TO DO. Wherever the word "align" appears in a line of the records, copy that line.

*** Begin section ***

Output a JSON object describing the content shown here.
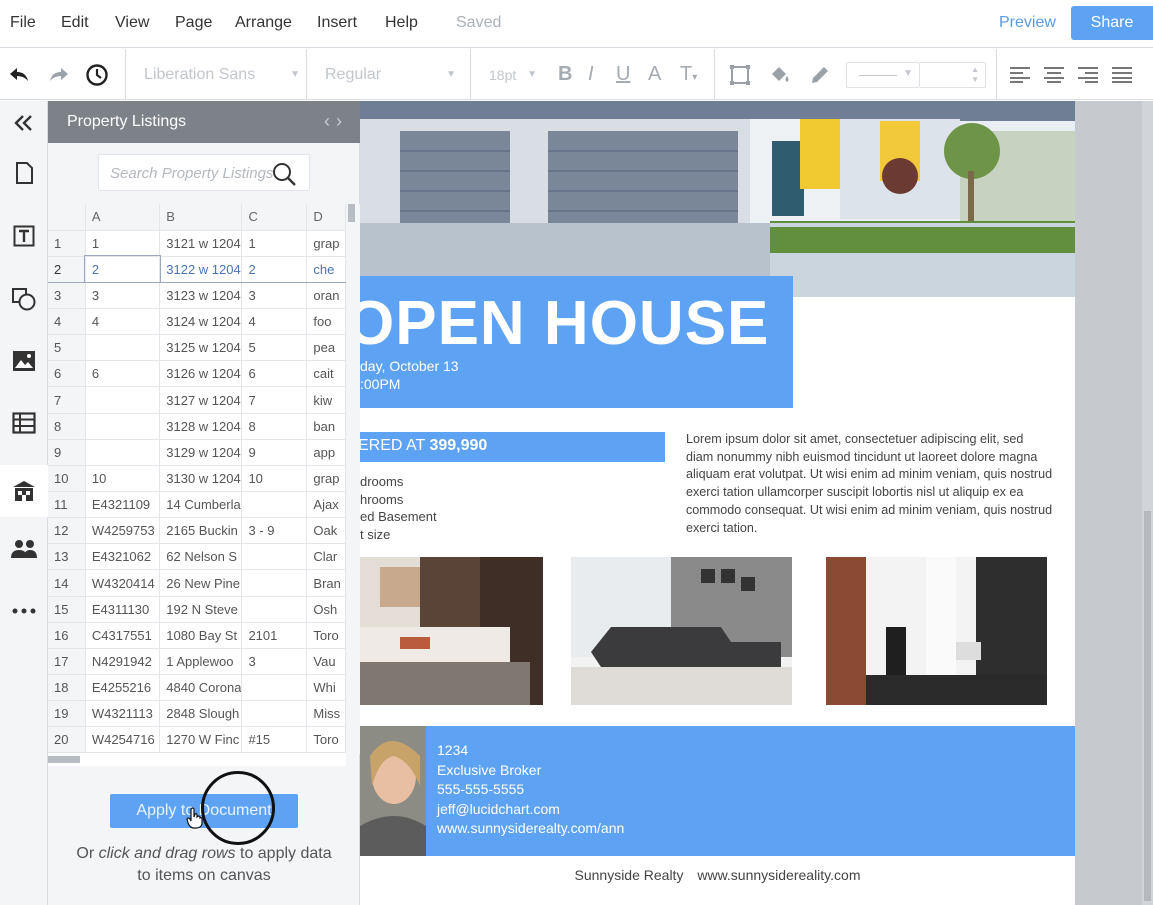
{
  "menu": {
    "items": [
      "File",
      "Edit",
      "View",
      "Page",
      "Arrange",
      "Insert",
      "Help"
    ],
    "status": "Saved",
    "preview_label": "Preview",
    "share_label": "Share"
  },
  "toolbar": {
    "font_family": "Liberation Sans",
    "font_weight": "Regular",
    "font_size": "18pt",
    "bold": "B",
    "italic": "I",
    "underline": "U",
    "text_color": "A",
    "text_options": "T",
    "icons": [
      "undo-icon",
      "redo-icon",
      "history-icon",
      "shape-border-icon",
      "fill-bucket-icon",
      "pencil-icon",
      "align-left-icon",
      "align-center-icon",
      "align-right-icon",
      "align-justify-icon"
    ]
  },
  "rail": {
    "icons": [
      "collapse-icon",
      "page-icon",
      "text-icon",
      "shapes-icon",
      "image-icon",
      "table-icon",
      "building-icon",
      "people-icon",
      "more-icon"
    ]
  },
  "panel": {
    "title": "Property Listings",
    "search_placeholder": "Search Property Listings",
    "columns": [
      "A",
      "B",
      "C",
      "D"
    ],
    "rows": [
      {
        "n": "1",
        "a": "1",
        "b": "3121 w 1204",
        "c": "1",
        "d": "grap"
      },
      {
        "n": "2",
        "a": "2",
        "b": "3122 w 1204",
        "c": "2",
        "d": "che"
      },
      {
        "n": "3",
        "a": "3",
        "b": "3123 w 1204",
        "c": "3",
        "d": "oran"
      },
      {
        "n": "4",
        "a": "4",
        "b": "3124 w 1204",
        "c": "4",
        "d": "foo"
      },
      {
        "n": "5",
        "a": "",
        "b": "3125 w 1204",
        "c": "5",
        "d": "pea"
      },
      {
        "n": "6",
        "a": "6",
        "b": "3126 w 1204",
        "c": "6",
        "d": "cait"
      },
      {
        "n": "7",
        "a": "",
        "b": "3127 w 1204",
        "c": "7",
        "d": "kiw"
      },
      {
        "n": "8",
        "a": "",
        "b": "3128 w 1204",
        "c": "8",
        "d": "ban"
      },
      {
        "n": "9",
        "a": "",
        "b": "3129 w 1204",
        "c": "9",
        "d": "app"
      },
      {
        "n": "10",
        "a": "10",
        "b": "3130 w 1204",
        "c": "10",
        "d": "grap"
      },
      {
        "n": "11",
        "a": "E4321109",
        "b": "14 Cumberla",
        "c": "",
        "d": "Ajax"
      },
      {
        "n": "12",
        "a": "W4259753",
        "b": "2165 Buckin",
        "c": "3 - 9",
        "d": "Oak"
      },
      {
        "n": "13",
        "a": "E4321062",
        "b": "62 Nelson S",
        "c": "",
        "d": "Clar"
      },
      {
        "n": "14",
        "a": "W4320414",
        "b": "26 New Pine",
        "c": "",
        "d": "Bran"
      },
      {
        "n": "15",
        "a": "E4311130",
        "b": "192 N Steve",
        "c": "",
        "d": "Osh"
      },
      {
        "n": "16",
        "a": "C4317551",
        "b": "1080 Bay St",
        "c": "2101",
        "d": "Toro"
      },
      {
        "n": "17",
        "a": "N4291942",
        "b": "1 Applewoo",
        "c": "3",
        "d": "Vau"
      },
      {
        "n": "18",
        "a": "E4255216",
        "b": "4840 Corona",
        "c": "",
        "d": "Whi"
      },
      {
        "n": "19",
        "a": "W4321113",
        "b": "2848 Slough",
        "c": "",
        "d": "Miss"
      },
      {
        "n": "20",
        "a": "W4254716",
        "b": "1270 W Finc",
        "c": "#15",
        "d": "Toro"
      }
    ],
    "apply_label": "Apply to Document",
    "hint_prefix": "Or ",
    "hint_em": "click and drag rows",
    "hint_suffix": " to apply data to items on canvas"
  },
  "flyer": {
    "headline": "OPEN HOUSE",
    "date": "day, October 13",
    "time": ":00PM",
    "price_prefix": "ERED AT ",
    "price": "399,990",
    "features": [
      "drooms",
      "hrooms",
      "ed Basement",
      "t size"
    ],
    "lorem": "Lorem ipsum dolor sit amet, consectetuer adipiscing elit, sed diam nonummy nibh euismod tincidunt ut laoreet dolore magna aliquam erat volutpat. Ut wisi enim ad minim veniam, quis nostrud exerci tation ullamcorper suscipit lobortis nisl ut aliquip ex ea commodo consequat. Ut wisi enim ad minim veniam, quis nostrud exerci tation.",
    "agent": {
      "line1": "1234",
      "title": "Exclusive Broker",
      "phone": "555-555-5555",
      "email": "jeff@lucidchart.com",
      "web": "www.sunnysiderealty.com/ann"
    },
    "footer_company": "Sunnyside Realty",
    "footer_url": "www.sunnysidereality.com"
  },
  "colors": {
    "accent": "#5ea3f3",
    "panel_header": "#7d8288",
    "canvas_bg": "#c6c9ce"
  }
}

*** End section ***

RESPONSE.
      "align-left-icon",
      "align-center-icon",
      "align-right-icon",
      "align-justify-icon"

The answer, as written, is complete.